**The records**.
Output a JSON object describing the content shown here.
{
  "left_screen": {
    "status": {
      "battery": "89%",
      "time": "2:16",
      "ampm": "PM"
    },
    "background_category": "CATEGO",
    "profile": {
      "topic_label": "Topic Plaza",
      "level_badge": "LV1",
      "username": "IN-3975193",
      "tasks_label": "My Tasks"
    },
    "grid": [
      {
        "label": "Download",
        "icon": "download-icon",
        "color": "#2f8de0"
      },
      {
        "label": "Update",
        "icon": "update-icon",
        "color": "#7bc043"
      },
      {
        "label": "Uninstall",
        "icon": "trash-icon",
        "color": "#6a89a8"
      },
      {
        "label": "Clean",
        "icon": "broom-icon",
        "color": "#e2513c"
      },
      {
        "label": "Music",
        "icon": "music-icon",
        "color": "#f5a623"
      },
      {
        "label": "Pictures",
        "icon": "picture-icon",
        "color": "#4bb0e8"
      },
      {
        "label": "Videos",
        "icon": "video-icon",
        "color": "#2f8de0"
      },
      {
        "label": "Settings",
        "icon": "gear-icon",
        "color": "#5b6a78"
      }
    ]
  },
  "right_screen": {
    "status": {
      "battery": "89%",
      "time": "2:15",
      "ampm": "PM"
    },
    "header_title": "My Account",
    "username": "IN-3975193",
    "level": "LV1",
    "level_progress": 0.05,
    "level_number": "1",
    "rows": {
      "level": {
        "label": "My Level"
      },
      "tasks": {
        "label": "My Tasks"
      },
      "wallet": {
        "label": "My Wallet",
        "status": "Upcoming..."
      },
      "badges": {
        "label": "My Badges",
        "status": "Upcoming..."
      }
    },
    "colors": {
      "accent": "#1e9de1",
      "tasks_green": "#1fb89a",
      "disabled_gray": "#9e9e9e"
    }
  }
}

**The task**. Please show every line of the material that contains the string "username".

**Solution to the problem**.
      "username": "IN-3975193",
    "username": "IN-3975193",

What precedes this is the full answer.